What you will do:
Say how many lines in the records contain the string "username", giving the number by itself.

━━━━━ Supplied information

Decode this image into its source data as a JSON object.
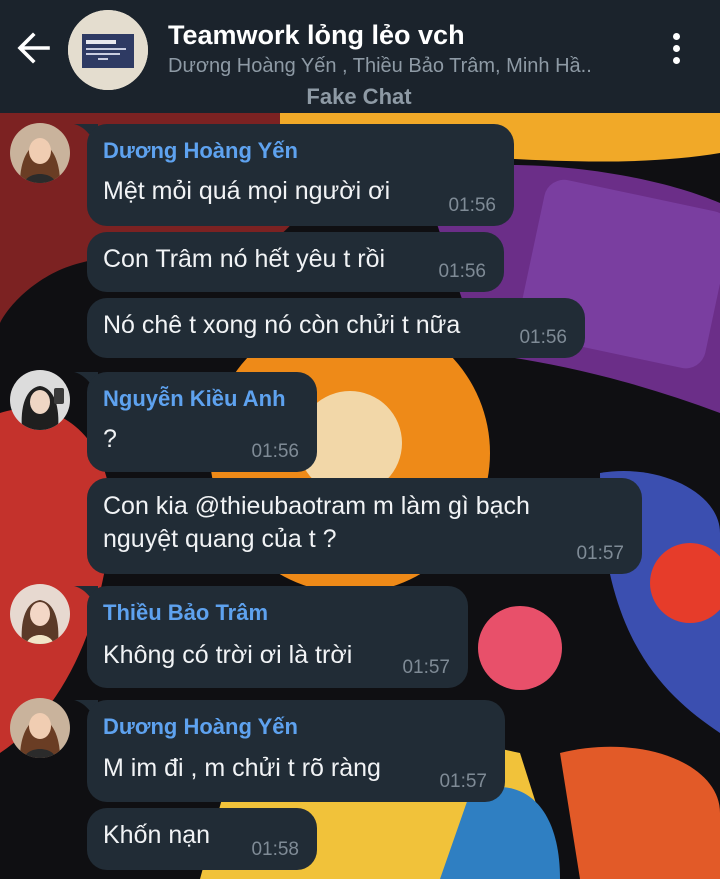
{
  "header": {
    "title": "Teamwork lỏng lẻo vch",
    "members": "Dương Hoàng Yến , Thiều Bảo Trâm, Minh Hầ..",
    "subtitle": "Fake Chat",
    "back_icon": "arrow-left-icon",
    "menu_icon": "more-vertical-icon"
  },
  "colors": {
    "header_bg": "#1b232c",
    "bubble_bg": "#212c36",
    "sender_name": "#5ea2ef",
    "timestamp": "#7f8b96"
  },
  "messages": [
    {
      "sender": "Dương Hoàng Yến",
      "text": "Mệt mỏi quá mọi người ơi",
      "time": "01:56"
    },
    {
      "text": "Con Trâm nó hết yêu t rồi",
      "time": "01:56"
    },
    {
      "text": "Nó chê t xong nó còn chửi t nữa",
      "time": "01:56"
    },
    {
      "sender": "Nguyễn Kiều Anh",
      "text": "?",
      "time": "01:56"
    },
    {
      "text": "Con kia @thieubaotram m làm gì bạch nguyệt quang của t ?",
      "time": "01:57"
    },
    {
      "sender": "Thiều Bảo Trâm",
      "text": "Không có trời ơi là trời",
      "time": "01:57"
    },
    {
      "sender": "Dương Hoàng Yến",
      "text": "M im đi , m chửi t rõ ràng",
      "time": "01:57"
    },
    {
      "text": "Khốn nạn",
      "time": "01:58"
    }
  ]
}
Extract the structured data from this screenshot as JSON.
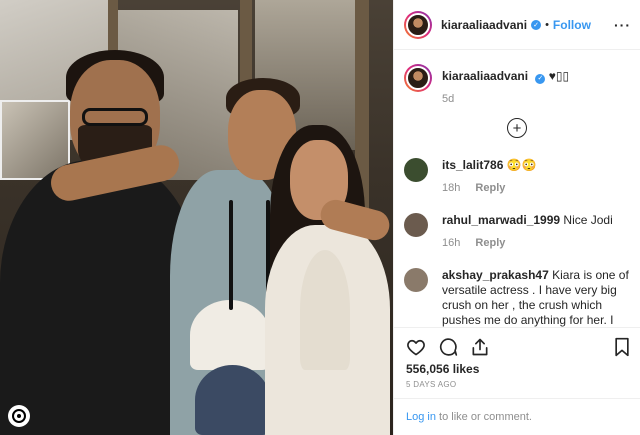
{
  "header": {
    "username": "kiaraaliaadvani",
    "separator": "•",
    "follow_label": "Follow",
    "more_label": "···"
  },
  "caption": {
    "username": "kiaraaliaadvani",
    "text": "♥▯▯",
    "timestamp": "5d"
  },
  "load_more_label": "+",
  "comments": [
    {
      "username": "its_lalit786",
      "text": "😳😳",
      "time": "18h",
      "reply": "Reply",
      "avatar_color": "#3b4d2f"
    },
    {
      "username": "rahul_marwadi_1999",
      "text": "Nice Jodi",
      "time": "16h",
      "reply": "Reply",
      "avatar_color": "#6b5b4e"
    },
    {
      "username": "akshay_prakash47",
      "text": "Kiara is one of versatile actress . I have very big crush on her , the crush which pushes me do anything for her. I wish her current",
      "avatar_color": "#8a7a6a"
    }
  ],
  "actions": {
    "like_icon": "heart-icon",
    "comment_icon": "comment-icon",
    "share_icon": "share-icon",
    "save_icon": "bookmark-icon"
  },
  "likes": "556,056 likes",
  "post_date": "5 DAYS AGO",
  "login": {
    "link": "Log in",
    "rest": " to like or comment."
  },
  "colors": {
    "accent": "#3897f0",
    "muted": "#8e8e8e",
    "text": "#262626"
  }
}
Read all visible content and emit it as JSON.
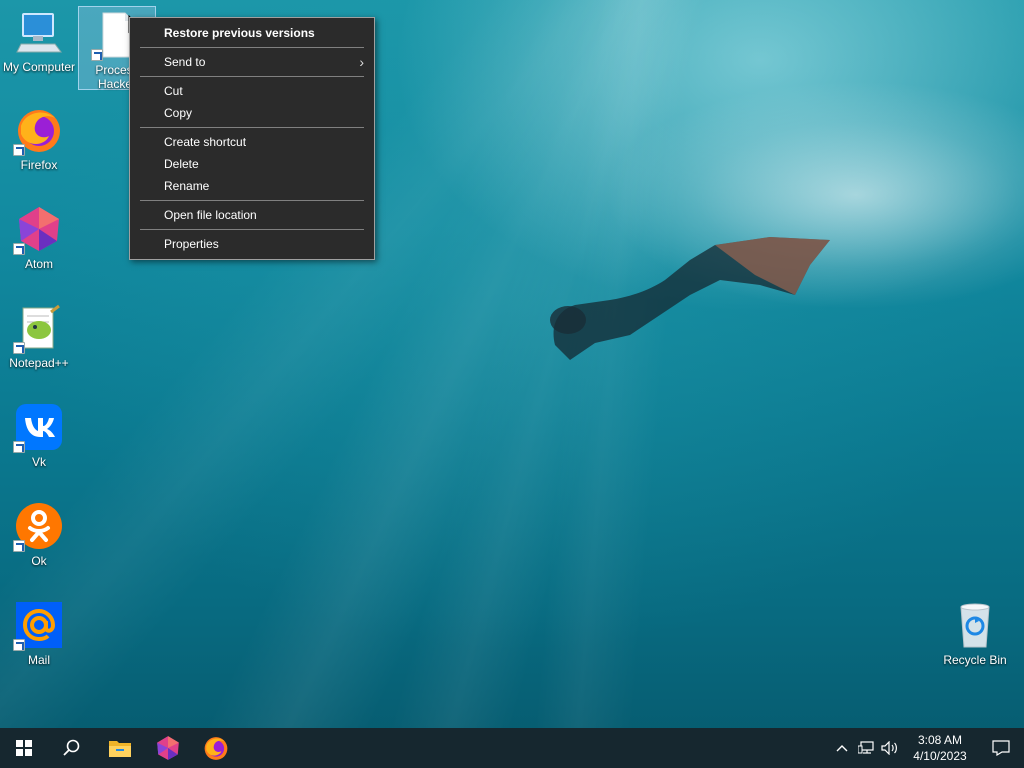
{
  "desktop": {
    "icons": [
      {
        "label": "My Computer"
      },
      {
        "label": "Process Hacker"
      },
      {
        "label": "Firefox"
      },
      {
        "label": "Atom"
      },
      {
        "label": "Notepad++"
      },
      {
        "label": "Vk"
      },
      {
        "label": "Ok"
      },
      {
        "label": "Mail"
      },
      {
        "label": "Recycle Bin"
      }
    ],
    "selected_icon": "Process Hacker"
  },
  "context_menu": {
    "items": [
      {
        "label": "Restore previous versions",
        "bold": true
      },
      {
        "label": "Send to",
        "submenu": true
      },
      {
        "label": "Cut"
      },
      {
        "label": "Copy"
      },
      {
        "label": "Create shortcut"
      },
      {
        "label": "Delete"
      },
      {
        "label": "Rename"
      },
      {
        "label": "Open file location"
      },
      {
        "label": "Properties"
      }
    ]
  },
  "taskbar": {
    "pinned": [
      "start-icon",
      "search-icon",
      "file-explorer-icon",
      "atom-icon",
      "firefox-icon"
    ],
    "tray_icons": [
      "chevron-up-icon",
      "network-icon",
      "volume-icon"
    ],
    "clock": {
      "time": "3:08 AM",
      "date": "4/10/2023"
    },
    "notification_icon": "notification-icon"
  },
  "colors": {
    "taskbar_bg": "#16272f",
    "menu_bg": "#2b2b2b",
    "wallpaper_water": "#0b7a91"
  }
}
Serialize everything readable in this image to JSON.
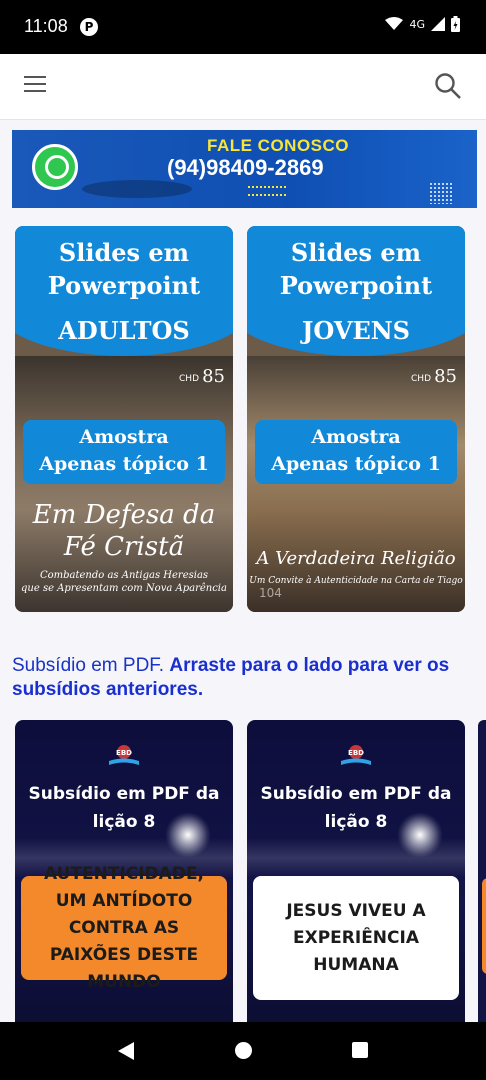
{
  "status_bar": {
    "time": "11:08",
    "network": "4G"
  },
  "banner": {
    "title": "FALE CONOSCO",
    "phone": "(94)98409-2869"
  },
  "slides": [
    {
      "line1": "Slides em",
      "line2": "Powerpoint",
      "audience": "ADULTOS",
      "sample_line1": "Amostra",
      "sample_line2": "Apenas tópico 1",
      "headline1": "Em Defesa da",
      "headline2": "Fé Cristã",
      "subtitle1": "Combatendo as Antigas Heresias",
      "subtitle2": "que se Apresentam com Nova Aparência",
      "badge": "ADULTOS"
    },
    {
      "line1": "Slides em",
      "line2": "Powerpoint",
      "audience": "JOVENS",
      "sample_line1": "Amostra",
      "sample_line2": "Apenas tópico 1",
      "headline1": "A Verdadeira Religião",
      "subtitle1": "Um Convite à Autenticidade na Carta de Tiago",
      "views": "104"
    }
  ],
  "subsidio": {
    "lead": "Subsídio em PDF.",
    "instruction": "Arraste para o lado para ver os subsídios anteriores."
  },
  "pdf_cards": [
    {
      "logo": "EBD",
      "title1": "Subsídio em PDF da",
      "title2": "lição 8",
      "topic": "AUTENTICIDADE, UM ANTÍDOTO CONTRA AS PAIXÕES DESTE MUNDO"
    },
    {
      "logo": "EBD",
      "title1": "Subsídio em PDF da",
      "title2": "lição 8",
      "topic": "JESUS VIVEU A EXPERIÊNCIA HUMANA"
    }
  ],
  "colors": {
    "accent_blue": "#1289d8",
    "link_blue": "#1a2fd0",
    "orange": "#f4892b"
  }
}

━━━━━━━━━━

Expected answer:
5